REQUIRED ACTION: Could you return every line of the records below that contains the word "Linux"?

DATA EXTRACT:
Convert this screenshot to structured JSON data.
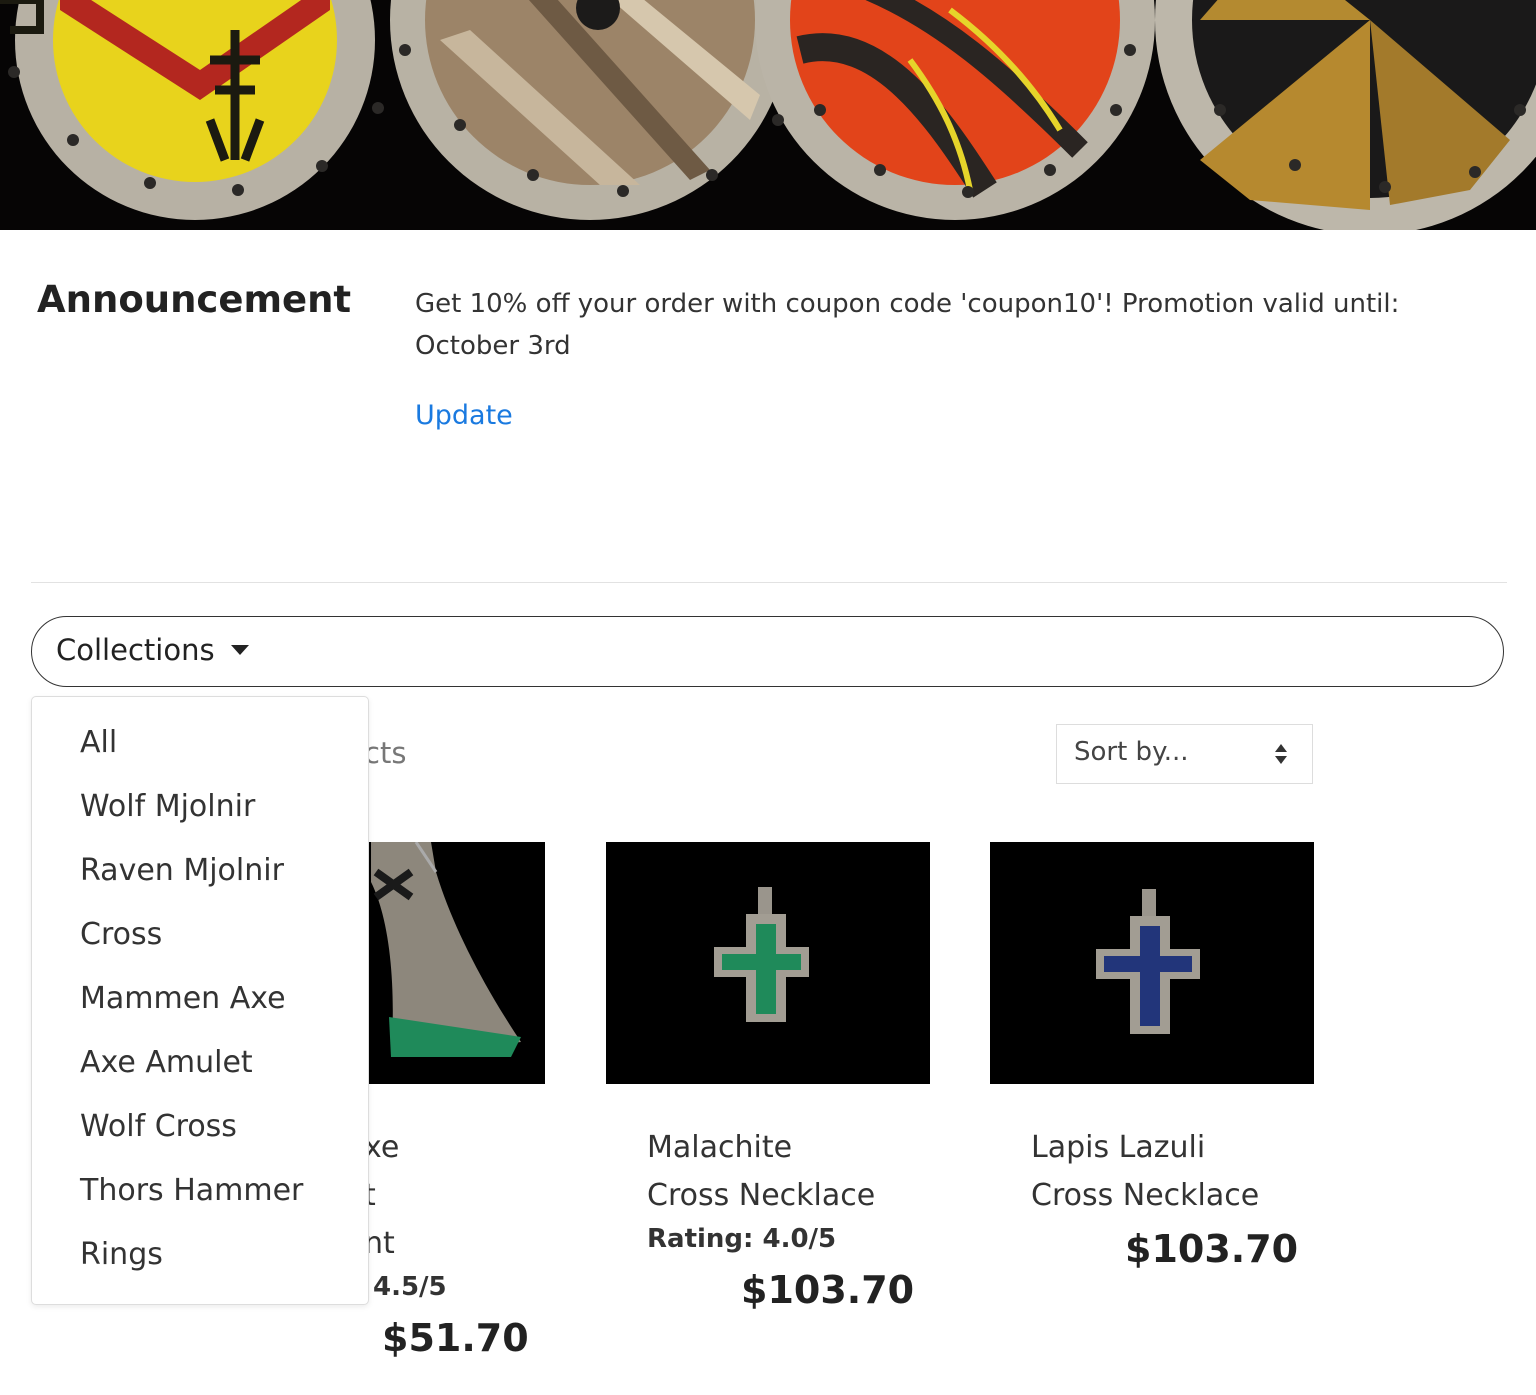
{
  "announcement": {
    "heading": "Announcement",
    "message": "Get 10% off your order with coupon code 'coupon10'! Promotion valid until: October 3rd",
    "link_label": "Update"
  },
  "collections": {
    "button_label": "Collections",
    "menu_items": [
      "All",
      "Wolf Mjolnir",
      "Raven Mjolnir",
      "Cross",
      "Mammen Axe",
      "Axe Amulet",
      "Wolf Cross",
      "Thors Hammer",
      "Rings"
    ]
  },
  "listing": {
    "count_text_visible": "cts",
    "sort_placeholder": "Sort by..."
  },
  "products": [
    {
      "name_line1": "xe",
      "name_line2": "t",
      "name_line3": "nt",
      "rating": "4.5/5",
      "price": "$51.70"
    },
    {
      "name_line1": "Malachite",
      "name_line2": "Cross Necklace",
      "rating": "Rating: 4.0/5",
      "price": "$103.70"
    },
    {
      "name_line1": "Lapis Lazuli",
      "name_line2": "Cross Necklace",
      "price": "$103.70"
    }
  ],
  "colors": {
    "link": "#1a7ae0",
    "malachite": "#1f8a5a",
    "lapis": "#22357a"
  }
}
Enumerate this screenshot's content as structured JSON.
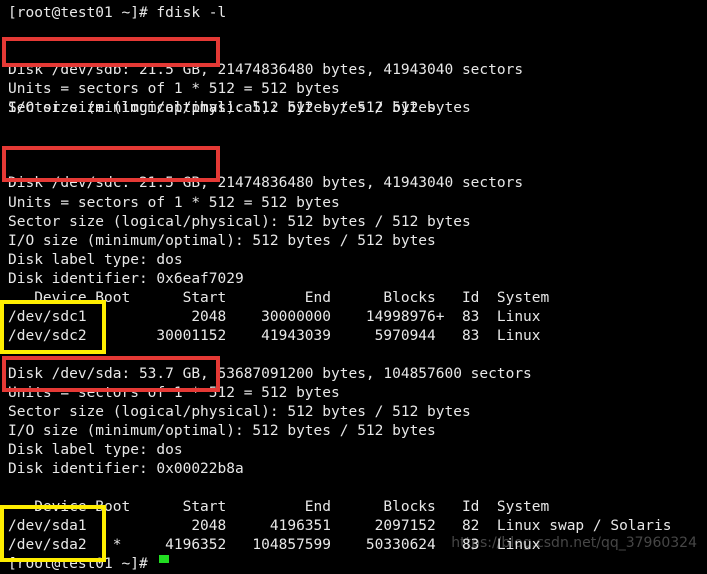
{
  "terminal": {
    "lines": [
      "[root@test01 ~]# fdisk -l",
      "",
      "Disk /dev/sdb: 21.5 GB, 21474836480 bytes, 41943040 sectors",
      "Units = sectors of 1 * 512 = 512 bytes",
      "Sector size (logical/physical): 512 bytes / 512 bytes",
      "I/O size (minimum/optimal): 512 bytes / 512 bytes",
      "",
      "",
      "Disk /dev/sdc: 21.5 GB, 21474836480 bytes, 41943040 sectors",
      "Units = sectors of 1 * 512 = 512 bytes",
      "Sector size (logical/physical): 512 bytes / 512 bytes",
      "I/O size (minimum/optimal): 512 bytes / 512 bytes",
      "Disk label type: dos",
      "Disk identifier: 0x6eaf7029",
      "",
      "   Device Boot      Start         End      Blocks   Id  System",
      "/dev/sdc1            2048    30000000    14998976+  83  Linux",
      "/dev/sdc2        30001152    41943039     5970944   83  Linux",
      "",
      "Disk /dev/sda: 53.7 GB, 53687091200 bytes, 104857600 sectors",
      "Units = sectors of 1 * 512 = 512 bytes",
      "Sector size (logical/physical): 512 bytes / 512 bytes",
      "I/O size (minimum/optimal): 512 bytes / 512 bytes",
      "Disk label type: dos",
      "Disk identifier: 0x00022b8a",
      "",
      "   Device Boot      Start         End      Blocks   Id  System",
      "/dev/sda1            2048     4196351     2097152   82  Linux swap / Solaris",
      "/dev/sda2   *     4196352   104857599    50330624   83  Linux",
      "[root@test01 ~]# "
    ],
    "watermark": "https://blog.csdn.net/qq_37960324"
  }
}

OUTPUT:
      "/dev/sdc1            2048    30000000    14998976+  83  Linux",
      "/dev/sdc2        30001152    41943039     5970944   83  Linux",
      "/dev/sda1            2048     4196351     2097152   82  Linux swap / Solaris",
      "/dev/sda2   *     4196352   104857599    50330624   83  Linux",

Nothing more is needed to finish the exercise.